Exercise materials:
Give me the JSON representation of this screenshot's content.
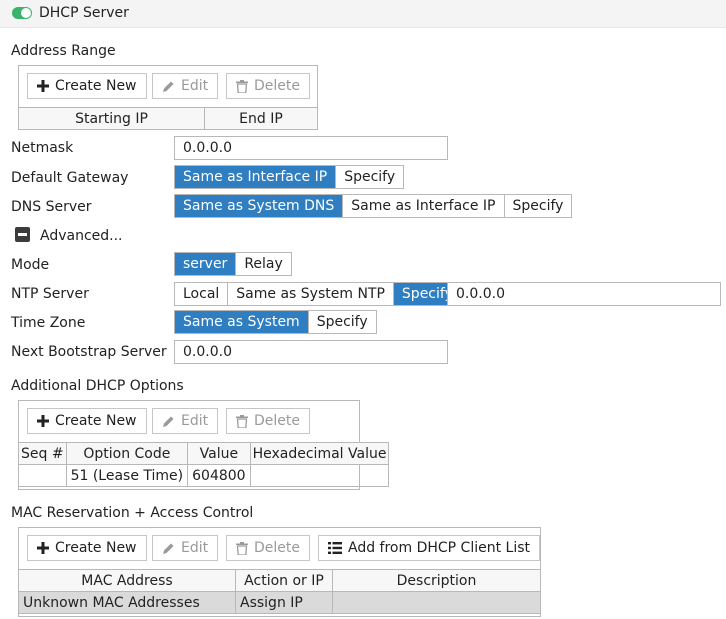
{
  "header": {
    "title": "DHCP Server",
    "toggle_on": true
  },
  "address_range": {
    "title": "Address Range",
    "toolbar": {
      "create_new": "Create New",
      "edit": "Edit",
      "delete": "Delete"
    },
    "columns": [
      "Starting IP",
      "End IP"
    ]
  },
  "fields": {
    "netmask": {
      "label": "Netmask",
      "value": "0.0.0.0"
    },
    "default_gateway": {
      "label": "Default Gateway",
      "options": [
        "Same as Interface IP",
        "Specify"
      ],
      "selected": "Same as Interface IP"
    },
    "dns_server": {
      "label": "DNS Server",
      "options": [
        "Same as System DNS",
        "Same as Interface IP",
        "Specify"
      ],
      "selected": "Same as System DNS"
    },
    "advanced": {
      "label": "Advanced..."
    },
    "mode": {
      "label": "Mode",
      "options": [
        "server",
        "Relay"
      ],
      "selected": "server"
    },
    "ntp_server": {
      "label": "NTP Server",
      "options": [
        "Local",
        "Same as System NTP",
        "Specify"
      ],
      "selected": "Specify",
      "value": "0.0.0.0"
    },
    "time_zone": {
      "label": "Time Zone",
      "options": [
        "Same as System",
        "Specify"
      ],
      "selected": "Same as System"
    },
    "next_bootstrap": {
      "label": "Next Bootstrap Server",
      "value": "0.0.0.0"
    }
  },
  "dhcp_options": {
    "title": "Additional DHCP Options",
    "toolbar": {
      "create_new": "Create New",
      "edit": "Edit",
      "delete": "Delete"
    },
    "columns": [
      "Seq #",
      "Option Code",
      "Value",
      "Hexadecimal Value"
    ],
    "rows": [
      {
        "seq": "",
        "option_code": "51 (Lease Time)",
        "value": "604800",
        "hex": ""
      }
    ]
  },
  "mac_reservation": {
    "title": "MAC Reservation + Access Control",
    "toolbar": {
      "create_new": "Create New",
      "edit": "Edit",
      "delete": "Delete",
      "add_from_client_list": "Add from DHCP Client List"
    },
    "columns": [
      "MAC Address",
      "Action or IP",
      "Description"
    ],
    "rows": [
      {
        "mac": "Unknown MAC Addresses",
        "action": "Assign IP",
        "description": ""
      }
    ]
  },
  "colors": {
    "accent": "#2f7ec1",
    "toggle_on": "#3ab36b",
    "selected_row": "#dadada"
  }
}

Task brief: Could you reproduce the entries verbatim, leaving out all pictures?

Response:
Give me the JSON representation of this screenshot's content.
{
  "header": {
    "title": "DHCP Server",
    "toggle_on": true
  },
  "address_range": {
    "title": "Address Range",
    "toolbar": {
      "create_new": "Create New",
      "edit": "Edit",
      "delete": "Delete"
    },
    "columns": [
      "Starting IP",
      "End IP"
    ]
  },
  "fields": {
    "netmask": {
      "label": "Netmask",
      "value": "0.0.0.0"
    },
    "default_gateway": {
      "label": "Default Gateway",
      "options": [
        "Same as Interface IP",
        "Specify"
      ],
      "selected": "Same as Interface IP"
    },
    "dns_server": {
      "label": "DNS Server",
      "options": [
        "Same as System DNS",
        "Same as Interface IP",
        "Specify"
      ],
      "selected": "Same as System DNS"
    },
    "advanced": {
      "label": "Advanced..."
    },
    "mode": {
      "label": "Mode",
      "options": [
        "server",
        "Relay"
      ],
      "selected": "server"
    },
    "ntp_server": {
      "label": "NTP Server",
      "options": [
        "Local",
        "Same as System NTP",
        "Specify"
      ],
      "selected": "Specify",
      "value": "0.0.0.0"
    },
    "time_zone": {
      "label": "Time Zone",
      "options": [
        "Same as System",
        "Specify"
      ],
      "selected": "Same as System"
    },
    "next_bootstrap": {
      "label": "Next Bootstrap Server",
      "value": "0.0.0.0"
    }
  },
  "dhcp_options": {
    "title": "Additional DHCP Options",
    "toolbar": {
      "create_new": "Create New",
      "edit": "Edit",
      "delete": "Delete"
    },
    "columns": [
      "Seq #",
      "Option Code",
      "Value",
      "Hexadecimal Value"
    ],
    "rows": [
      {
        "seq": "",
        "option_code": "51 (Lease Time)",
        "value": "604800",
        "hex": ""
      }
    ]
  },
  "mac_reservation": {
    "title": "MAC Reservation + Access Control",
    "toolbar": {
      "create_new": "Create New",
      "edit": "Edit",
      "delete": "Delete",
      "add_from_client_list": "Add from DHCP Client List"
    },
    "columns": [
      "MAC Address",
      "Action or IP",
      "Description"
    ],
    "rows": [
      {
        "mac": "Unknown MAC Addresses",
        "action": "Assign IP",
        "description": ""
      }
    ]
  },
  "colors": {
    "accent": "#2f7ec1",
    "toggle_on": "#3ab36b",
    "selected_row": "#dadada"
  }
}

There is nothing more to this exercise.